Assignment — Down to the last line, repeat the records exactly.
━━━━━ Records to process ━━━━━
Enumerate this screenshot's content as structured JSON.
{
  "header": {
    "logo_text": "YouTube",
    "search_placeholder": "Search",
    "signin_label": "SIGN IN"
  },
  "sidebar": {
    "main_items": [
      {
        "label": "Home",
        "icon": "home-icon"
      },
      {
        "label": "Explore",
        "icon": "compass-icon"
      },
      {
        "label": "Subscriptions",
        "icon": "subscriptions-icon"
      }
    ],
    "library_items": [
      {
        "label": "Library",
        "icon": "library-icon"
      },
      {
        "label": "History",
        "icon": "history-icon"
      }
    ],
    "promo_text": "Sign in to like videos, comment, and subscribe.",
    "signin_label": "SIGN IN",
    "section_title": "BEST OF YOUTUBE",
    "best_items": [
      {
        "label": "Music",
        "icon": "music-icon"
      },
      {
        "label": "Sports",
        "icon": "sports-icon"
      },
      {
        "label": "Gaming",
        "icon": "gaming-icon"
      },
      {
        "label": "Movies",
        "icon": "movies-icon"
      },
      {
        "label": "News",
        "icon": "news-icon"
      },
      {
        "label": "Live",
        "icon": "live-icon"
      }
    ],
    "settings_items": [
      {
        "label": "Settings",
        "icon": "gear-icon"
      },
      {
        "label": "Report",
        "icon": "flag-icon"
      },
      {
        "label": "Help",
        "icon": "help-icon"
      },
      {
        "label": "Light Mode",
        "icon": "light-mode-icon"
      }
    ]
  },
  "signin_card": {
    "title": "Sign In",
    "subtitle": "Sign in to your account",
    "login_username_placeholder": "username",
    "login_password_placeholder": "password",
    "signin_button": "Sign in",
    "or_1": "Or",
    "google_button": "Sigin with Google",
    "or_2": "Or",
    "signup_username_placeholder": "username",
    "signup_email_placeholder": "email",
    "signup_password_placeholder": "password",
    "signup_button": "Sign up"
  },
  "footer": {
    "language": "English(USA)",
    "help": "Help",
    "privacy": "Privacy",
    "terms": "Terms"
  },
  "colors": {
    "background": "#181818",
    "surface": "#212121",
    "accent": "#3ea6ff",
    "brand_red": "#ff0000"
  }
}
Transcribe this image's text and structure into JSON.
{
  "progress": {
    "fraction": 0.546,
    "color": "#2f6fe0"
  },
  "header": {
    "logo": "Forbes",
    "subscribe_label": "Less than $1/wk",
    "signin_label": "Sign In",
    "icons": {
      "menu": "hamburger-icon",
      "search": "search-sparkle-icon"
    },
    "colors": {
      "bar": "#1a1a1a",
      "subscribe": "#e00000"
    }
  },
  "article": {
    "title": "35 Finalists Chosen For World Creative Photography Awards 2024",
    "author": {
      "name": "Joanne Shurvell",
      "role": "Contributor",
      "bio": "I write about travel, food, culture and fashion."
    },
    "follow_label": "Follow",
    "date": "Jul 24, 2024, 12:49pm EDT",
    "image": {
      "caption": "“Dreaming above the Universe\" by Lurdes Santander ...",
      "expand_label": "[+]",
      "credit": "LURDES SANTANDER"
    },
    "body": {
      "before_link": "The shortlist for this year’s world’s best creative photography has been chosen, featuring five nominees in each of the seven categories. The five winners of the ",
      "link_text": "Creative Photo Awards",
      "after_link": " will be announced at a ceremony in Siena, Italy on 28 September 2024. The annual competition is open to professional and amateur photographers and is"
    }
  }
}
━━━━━
Expected answer —
Enumerate this screenshot's content as structured JSON.
{
  "header": {
    "logo_text": "YouTube",
    "search_placeholder": "Search",
    "signin_label": "SIGN IN"
  },
  "sidebar": {
    "main_items": [
      {
        "label": "Home",
        "icon": "home-icon"
      },
      {
        "label": "Explore",
        "icon": "compass-icon"
      },
      {
        "label": "Subscriptions",
        "icon": "subscriptions-icon"
      }
    ],
    "library_items": [
      {
        "label": "Library",
        "icon": "library-icon"
      },
      {
        "label": "History",
        "icon": "history-icon"
      }
    ],
    "promo_text": "Sign in to like videos, comment, and subscribe.",
    "signin_label": "SIGN IN",
    "section_title": "BEST OF YOUTUBE",
    "best_items": [
      {
        "label": "Music",
        "icon": "music-icon"
      },
      {
        "label": "Sports",
        "icon": "sports-icon"
      },
      {
        "label": "Gaming",
        "icon": "gaming-icon"
      },
      {
        "label": "Movies",
        "icon": "movies-icon"
      },
      {
        "label": "News",
        "icon": "news-icon"
      },
      {
        "label": "Live",
        "icon": "live-icon"
      }
    ],
    "settings_items": [
      {
        "label": "Settings",
        "icon": "gear-icon"
      },
      {
        "label": "Report",
        "icon": "flag-icon"
      },
      {
        "label": "Help",
        "icon": "help-icon"
      },
      {
        "label": "Light Mode",
        "icon": "light-mode-icon"
      }
    ]
  },
  "signin_card": {
    "title": "Sign In",
    "subtitle": "Sign in to your account",
    "login_username_placeholder": "username",
    "login_password_placeholder": "password",
    "signin_button": "Sign in",
    "or_1": "Or",
    "google_button": "Sigin with Google",
    "or_2": "Or",
    "signup_username_placeholder": "username",
    "signup_email_placeholder": "email",
    "signup_password_placeholder": "password",
    "signup_button": "Sign up"
  },
  "footer": {
    "language": "English(USA)",
    "help": "Help",
    "privacy": "Privacy",
    "terms": "Terms"
  },
  "colors": {
    "background": "#181818",
    "surface": "#212121",
    "accent": "#3ea6ff",
    "brand_red": "#ff0000"
  }
}
Transcribe this image's text and structure into JSON.
{
  "progress": {
    "fraction": 0.546,
    "color": "#2f6fe0"
  },
  "header": {
    "logo": "Forbes",
    "subscribe_label": "Less than $1/wk",
    "signin_label": "Sign In",
    "icons": {
      "menu": "hamburger-icon",
      "search": "search-sparkle-icon"
    },
    "colors": {
      "bar": "#1a1a1a",
      "subscribe": "#e00000"
    }
  },
  "article": {
    "title": "35 Finalists Chosen For World Creative Photography Awards 2024",
    "author": {
      "name": "Joanne Shurvell",
      "role": "Contributor",
      "bio": "I write about travel, food, culture and fashion."
    },
    "follow_label": "Follow",
    "date": "Jul 24, 2024, 12:49pm EDT",
    "image": {
      "caption": "“Dreaming above the Universe\" by Lurdes Santander ...",
      "expand_label": "[+]",
      "credit": "LURDES SANTANDER"
    },
    "body": {
      "before_link": "The shortlist for this year’s world’s best creative photography has been chosen, featuring five nominees in each of the seven categories. The five winners of the ",
      "link_text": "Creative Photo Awards",
      "after_link": " will be announced at a ceremony in Siena, Italy on 28 September 2024. The annual competition is open to professional and amateur photographers and is"
    }
  }
}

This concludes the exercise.